Using Genomics Techniques to Delineate Lake Michigan Whitefish Stocks

Lake whitefish are a commercially, recreationally, and culturally valuable species in the Great Lakes, but populations have been declining over the last decades. In Lake Michigan, much of the variation in lake whitefish recruitment and abundance appears to be different across stocks. If whitefish stocks were more clearly delineated, then researchers and managers could have more options for investigation of recruitment dynamics and stock-specific management.

This research project used genomic techniques to improve understanding of the population structure in lake whitefish, while at the same time providing the basis for a more cost-effective genotyping tool. Drs. Megan McPhee of the University of Alaska–Fairbanks and Wes Larson of the National Oceanic and Atmospheric Administration, along with postdoctoral researcher Yue Shi, led a research team that investigated spatial structure in lake whitefish populations using tens of thousands of genetic markers and identified which genetic markers had the most statistical power to differentiate whitefish stocks. They designed a genetic panel to target only the most informative genetic markers, which was able to identify finer-scale population structure than what was apparent from previous genetic studies.

Key Findings

  • Whitefish on the northwestern side of Lake Michigan are genetically distinct from those on the eastern side.
  • Whitefish on the eastern side of Lake Michigan show a greater level of population structure than those on the western side.
  • There is less genetic differentiation than previously reported between whitefish from the Lake Michigan side of the Door County peninsula and those from Big Bay de Noc to the peninsula’s northeast.
  • There are two genetic clusters of whitefish in northwestern Lake Michigan that appear to overlap in Green Bay.

Significant Outcomes for Research

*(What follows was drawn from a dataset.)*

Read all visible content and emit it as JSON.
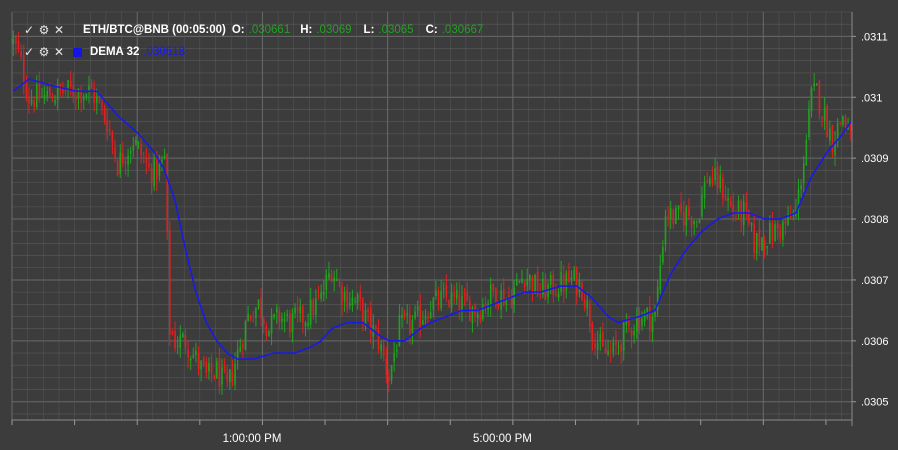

Results of this work are being used to genotype mixed-stock samples of whitefish from Lake Michigan (with Dr. Jared Homola of the University of Wisconsin–Stevens Point), potentially leading to better catch-at-age models for lake whitefish stock assessment. This work could also lead to better delineation of biologically based management units.

Learn More

For questions, contact the primary investigator, Dr. Megan McPhee, at [email protected]


Research Notes includes the results of GLFT-funded projects that contribute to the body of scientific knowledge surrounding the Great Lakes fishery. The researcher findings and grant result summaries do not constitute an endorsement of or position by the GLFT and are provided to enhance awareness of project outcomes and supply relevant information to researchers and fishery managers.